Women who give birth to infants with congenital heart defects (CHD) have a greater risk of developing cardiovascular disease (CVD) later in life than women whose babies do not have CHD, a Canadian study found.
The study, published in Circulation, reviewed data on more than a million women who gave birth in Quebec from 1989 to 2013.
“We examined outcomes graded on the assessment of CHD severity in the offspring,” says Brian J. Potter, MDCM, SM, FRCPC, interventional cardiologist at the Centre Hospitalier de l’Université de Montréal (CHUM) and Investigator at the Centre de Recherche du CHUM. “The risk of later cardiovascular hospitalization increased by 43 percent in women who had offspring with severe CHD and by 24 percent in women whose infants had milder forms of CHD.”

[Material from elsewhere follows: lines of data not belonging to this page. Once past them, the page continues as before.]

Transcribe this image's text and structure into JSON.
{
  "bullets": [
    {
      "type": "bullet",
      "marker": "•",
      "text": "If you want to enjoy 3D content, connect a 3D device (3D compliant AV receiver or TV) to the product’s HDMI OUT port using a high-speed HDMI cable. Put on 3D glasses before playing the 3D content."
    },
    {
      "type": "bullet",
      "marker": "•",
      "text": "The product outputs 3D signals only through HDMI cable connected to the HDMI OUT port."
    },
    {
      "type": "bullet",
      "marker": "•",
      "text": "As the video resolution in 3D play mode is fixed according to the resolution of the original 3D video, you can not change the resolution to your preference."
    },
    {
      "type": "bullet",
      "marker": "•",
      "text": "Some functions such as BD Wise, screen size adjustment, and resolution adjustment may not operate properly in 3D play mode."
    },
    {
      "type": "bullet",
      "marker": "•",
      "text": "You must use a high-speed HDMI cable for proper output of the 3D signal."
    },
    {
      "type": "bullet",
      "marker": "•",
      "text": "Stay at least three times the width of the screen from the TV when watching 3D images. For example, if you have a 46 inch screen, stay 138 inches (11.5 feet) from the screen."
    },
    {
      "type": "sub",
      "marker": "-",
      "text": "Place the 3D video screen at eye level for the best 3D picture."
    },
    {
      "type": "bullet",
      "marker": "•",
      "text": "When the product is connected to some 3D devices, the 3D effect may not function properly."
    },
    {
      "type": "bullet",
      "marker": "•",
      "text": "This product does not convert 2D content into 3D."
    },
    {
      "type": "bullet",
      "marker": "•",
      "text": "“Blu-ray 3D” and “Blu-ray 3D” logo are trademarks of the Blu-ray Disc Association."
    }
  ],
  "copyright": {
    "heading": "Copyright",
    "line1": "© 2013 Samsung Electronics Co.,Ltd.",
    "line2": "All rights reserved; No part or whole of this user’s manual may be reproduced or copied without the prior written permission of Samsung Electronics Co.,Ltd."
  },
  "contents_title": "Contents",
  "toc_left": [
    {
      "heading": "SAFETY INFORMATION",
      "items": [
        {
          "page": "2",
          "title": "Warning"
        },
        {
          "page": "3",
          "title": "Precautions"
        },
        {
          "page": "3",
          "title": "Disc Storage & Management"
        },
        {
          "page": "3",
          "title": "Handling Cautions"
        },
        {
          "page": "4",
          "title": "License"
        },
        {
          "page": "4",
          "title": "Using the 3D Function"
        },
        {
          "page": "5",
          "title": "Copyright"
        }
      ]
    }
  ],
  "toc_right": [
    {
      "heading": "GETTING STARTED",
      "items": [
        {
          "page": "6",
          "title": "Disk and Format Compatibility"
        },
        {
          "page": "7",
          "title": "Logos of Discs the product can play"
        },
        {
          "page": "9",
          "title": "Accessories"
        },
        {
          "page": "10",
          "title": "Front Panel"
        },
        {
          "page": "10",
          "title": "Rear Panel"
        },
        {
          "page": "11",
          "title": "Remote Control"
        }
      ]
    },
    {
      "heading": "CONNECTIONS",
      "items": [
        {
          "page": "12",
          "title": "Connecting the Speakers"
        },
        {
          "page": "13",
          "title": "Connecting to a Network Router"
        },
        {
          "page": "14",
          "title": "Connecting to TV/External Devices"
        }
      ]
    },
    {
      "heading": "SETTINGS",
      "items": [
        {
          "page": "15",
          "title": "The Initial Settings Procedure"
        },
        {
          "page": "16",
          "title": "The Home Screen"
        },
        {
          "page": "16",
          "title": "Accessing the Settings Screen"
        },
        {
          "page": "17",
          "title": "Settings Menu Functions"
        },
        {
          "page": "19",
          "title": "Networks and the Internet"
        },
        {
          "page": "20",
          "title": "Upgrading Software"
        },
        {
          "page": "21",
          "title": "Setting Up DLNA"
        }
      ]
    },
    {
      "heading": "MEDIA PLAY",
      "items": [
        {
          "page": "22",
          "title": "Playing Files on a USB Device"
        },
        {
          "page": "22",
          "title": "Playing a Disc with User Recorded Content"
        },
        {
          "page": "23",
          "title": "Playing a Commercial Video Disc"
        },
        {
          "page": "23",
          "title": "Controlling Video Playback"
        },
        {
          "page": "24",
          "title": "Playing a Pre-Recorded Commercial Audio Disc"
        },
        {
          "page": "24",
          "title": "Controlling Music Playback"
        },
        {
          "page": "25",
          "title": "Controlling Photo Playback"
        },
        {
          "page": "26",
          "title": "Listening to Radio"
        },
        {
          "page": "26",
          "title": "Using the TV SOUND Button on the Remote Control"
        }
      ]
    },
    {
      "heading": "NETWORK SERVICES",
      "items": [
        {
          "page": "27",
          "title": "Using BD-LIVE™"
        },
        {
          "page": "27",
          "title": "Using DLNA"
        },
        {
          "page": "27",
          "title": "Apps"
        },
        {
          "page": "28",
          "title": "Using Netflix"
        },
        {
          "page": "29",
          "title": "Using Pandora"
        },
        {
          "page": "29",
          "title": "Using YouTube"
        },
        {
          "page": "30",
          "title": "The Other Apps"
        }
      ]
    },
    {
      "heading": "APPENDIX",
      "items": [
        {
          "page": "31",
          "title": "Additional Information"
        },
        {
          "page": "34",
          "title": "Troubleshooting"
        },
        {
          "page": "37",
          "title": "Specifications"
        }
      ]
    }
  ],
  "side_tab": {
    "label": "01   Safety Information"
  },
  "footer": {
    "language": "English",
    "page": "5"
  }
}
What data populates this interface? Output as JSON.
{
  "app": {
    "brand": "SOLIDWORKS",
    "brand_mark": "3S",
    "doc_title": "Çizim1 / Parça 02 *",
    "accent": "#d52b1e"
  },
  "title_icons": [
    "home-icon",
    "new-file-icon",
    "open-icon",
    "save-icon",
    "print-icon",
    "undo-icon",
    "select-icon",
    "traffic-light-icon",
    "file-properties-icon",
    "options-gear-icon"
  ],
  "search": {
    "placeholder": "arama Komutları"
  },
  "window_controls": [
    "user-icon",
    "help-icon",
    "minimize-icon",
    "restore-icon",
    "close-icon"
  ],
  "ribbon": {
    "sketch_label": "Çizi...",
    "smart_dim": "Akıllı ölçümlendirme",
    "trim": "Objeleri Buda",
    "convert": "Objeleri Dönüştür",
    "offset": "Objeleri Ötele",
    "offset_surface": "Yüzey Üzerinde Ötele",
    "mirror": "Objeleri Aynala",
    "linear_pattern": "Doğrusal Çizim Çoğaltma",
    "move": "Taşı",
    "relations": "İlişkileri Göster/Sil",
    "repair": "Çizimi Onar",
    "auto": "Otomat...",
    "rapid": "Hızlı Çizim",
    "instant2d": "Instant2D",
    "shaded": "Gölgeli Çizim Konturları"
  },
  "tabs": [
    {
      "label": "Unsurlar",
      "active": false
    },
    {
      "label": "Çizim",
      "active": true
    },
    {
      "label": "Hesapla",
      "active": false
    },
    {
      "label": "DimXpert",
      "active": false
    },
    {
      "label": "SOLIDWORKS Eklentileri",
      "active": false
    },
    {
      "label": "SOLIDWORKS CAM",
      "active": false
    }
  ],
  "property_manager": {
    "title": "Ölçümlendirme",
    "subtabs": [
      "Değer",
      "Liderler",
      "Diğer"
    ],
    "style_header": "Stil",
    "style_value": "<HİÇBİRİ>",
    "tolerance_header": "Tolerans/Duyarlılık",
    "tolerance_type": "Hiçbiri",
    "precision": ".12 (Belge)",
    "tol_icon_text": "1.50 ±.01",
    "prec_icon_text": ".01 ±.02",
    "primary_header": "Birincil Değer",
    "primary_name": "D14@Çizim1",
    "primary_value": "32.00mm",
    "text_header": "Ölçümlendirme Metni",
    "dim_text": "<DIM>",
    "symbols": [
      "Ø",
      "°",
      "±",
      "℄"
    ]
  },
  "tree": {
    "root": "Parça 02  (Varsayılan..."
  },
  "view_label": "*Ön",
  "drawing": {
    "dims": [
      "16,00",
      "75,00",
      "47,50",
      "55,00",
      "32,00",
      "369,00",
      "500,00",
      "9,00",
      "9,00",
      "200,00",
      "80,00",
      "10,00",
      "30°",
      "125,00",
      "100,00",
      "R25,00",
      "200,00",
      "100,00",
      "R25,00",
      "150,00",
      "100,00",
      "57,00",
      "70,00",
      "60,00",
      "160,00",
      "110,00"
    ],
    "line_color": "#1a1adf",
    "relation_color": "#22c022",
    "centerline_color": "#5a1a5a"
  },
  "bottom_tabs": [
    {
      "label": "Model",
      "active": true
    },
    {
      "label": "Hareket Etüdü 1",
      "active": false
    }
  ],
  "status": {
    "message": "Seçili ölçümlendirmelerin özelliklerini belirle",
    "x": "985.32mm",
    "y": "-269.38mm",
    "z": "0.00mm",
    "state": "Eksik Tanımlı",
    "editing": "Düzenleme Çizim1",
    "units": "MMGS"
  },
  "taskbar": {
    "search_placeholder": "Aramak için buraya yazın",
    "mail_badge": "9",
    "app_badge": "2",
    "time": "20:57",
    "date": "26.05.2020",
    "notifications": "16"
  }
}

Severe CHD in infants were also linked to a 2.61-fold increase in risk for heart attack, 3.04-fold increase in risk for other atherosclerotic disease and 43.2-fold increase in risk for cardiac transplant.
Building on Earlier Research
The study is one of many that have examined the link between infants’ health at birth and their mothers’ subsequent long-term risks for disease and mortality. These include a study published in 2011, also in Circulation, finding that mothers who gave birth to preterm infants or infants with low birth weight were more likely to face hospitalization or death from CVD later in life.
More recently, a study in JAMA Network Open found that women who gave birth to infants with major congenital anomalies faced a 15–37 percent higher risk of premature cardiovascular disease — findings that echo Dr. Potter’s results.
“We looked at a broad range [of congenital anomalies], but our findings are very similar,” says one of the authors of the JAMA Network Open article, Eyal Cohen, MD, MSc, FRCP(C), Professor of Pediatrics and Health Policy, Management and Evaluation at the University of Toronto; Associate Scientist and Interim Program Head, Child Health Evaluative Sciences; and staff physician in the Division of Pediatric Medicine at the Peter Gilgan Centre for Research and Learning at The Hospital for Sick Children. “Anytime you can replicate findings in more than one place, that’s a strong indicator that there may be truth in the findings.”
The mechanisms behind mothers’ increased risk of CVD after giving birth to a child with CHD have yet to be determined. It is possible that genetics or the added stress of raising a child with a congenital condition may play a role, Dr. Potter’s and Dr. Cohen’s studies hypothesize.
“We know that women are underdiagnosed and undertreated for heart disease,” Dr. Potter says. “If we can identify additional factors for predisposition to heart disease, it may prompt physicians to be more aggressive with preventive therapies for women.”